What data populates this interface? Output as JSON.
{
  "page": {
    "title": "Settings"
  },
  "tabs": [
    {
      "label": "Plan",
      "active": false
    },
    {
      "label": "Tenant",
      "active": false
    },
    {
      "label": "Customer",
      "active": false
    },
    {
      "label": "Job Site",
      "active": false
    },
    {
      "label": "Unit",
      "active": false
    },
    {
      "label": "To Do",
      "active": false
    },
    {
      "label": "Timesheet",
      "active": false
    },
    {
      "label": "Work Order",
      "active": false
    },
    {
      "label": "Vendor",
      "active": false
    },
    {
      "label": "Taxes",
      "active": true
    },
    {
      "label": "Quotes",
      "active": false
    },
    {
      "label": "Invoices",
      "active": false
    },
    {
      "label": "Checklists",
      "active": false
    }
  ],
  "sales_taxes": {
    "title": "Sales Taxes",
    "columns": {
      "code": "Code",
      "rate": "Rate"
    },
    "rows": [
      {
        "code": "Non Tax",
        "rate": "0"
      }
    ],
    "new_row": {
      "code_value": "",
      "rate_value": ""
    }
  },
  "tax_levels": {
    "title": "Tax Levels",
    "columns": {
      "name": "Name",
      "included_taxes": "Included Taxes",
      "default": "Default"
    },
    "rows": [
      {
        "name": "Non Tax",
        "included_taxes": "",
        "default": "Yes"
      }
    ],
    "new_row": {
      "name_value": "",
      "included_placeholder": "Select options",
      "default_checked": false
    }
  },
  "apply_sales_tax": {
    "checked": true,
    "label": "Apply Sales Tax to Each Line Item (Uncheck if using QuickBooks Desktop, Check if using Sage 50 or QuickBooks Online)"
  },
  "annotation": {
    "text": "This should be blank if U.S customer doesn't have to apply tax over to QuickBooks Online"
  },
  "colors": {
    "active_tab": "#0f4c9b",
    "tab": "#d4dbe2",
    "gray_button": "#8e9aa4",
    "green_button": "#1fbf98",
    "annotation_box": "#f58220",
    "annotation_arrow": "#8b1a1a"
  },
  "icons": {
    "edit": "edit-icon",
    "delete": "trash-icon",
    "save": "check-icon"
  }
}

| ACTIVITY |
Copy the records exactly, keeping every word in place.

| FINISHED TASK |
What data populates this interface? Output as JSON.
{
  "page": {
    "title": "Settings"
  },
  "tabs": [
    {
      "label": "Plan",
      "active": false
    },
    {
      "label": "Tenant",
      "active": false
    },
    {
      "label": "Customer",
      "active": false
    },
    {
      "label": "Job Site",
      "active": false
    },
    {
      "label": "Unit",
      "active": false
    },
    {
      "label": "To Do",
      "active": false
    },
    {
      "label": "Timesheet",
      "active": false
    },
    {
      "label": "Work Order",
      "active": false
    },
    {
      "label": "Vendor",
      "active": false
    },
    {
      "label": "Taxes",
      "active": true
    },
    {
      "label": "Quotes",
      "active": false
    },
    {
      "label": "Invoices",
      "active": false
    },
    {
      "label": "Checklists",
      "active": false
    }
  ],
  "sales_taxes": {
    "title": "Sales Taxes",
    "columns": {
      "code": "Code",
      "rate": "Rate"
    },
    "rows": [
      {
        "code": "Non Tax",
        "rate": "0"
      }
    ],
    "new_row": {
      "code_value": "",
      "rate_value": ""
    }
  },
  "tax_levels": {
    "title": "Tax Levels",
    "columns": {
      "name": "Name",
      "included_taxes": "Included Taxes",
      "default": "Default"
    },
    "rows": [
      {
        "name": "Non Tax",
        "included_taxes": "",
        "default": "Yes"
      }
    ],
    "new_row": {
      "name_value": "",
      "included_placeholder": "Select options",
      "default_checked": false
    }
  },
  "apply_sales_tax": {
    "checked": true,
    "label": "Apply Sales Tax to Each Line Item (Uncheck if using QuickBooks Desktop, Check if using Sage 50 or QuickBooks Online)"
  },
  "annotation": {
    "text": "This should be blank if U.S customer doesn't have to apply tax over to QuickBooks Online"
  },
  "colors": {
    "active_tab": "#0f4c9b",
    "tab": "#d4dbe2",
    "gray_button": "#8e9aa4",
    "green_button": "#1fbf98",
    "annotation_box": "#f58220",
    "annotation_arrow": "#8b1a1a"
  },
  "icons": {
    "edit": "edit-icon",
    "delete": "trash-icon",
    "save": "check-icon"
  }
}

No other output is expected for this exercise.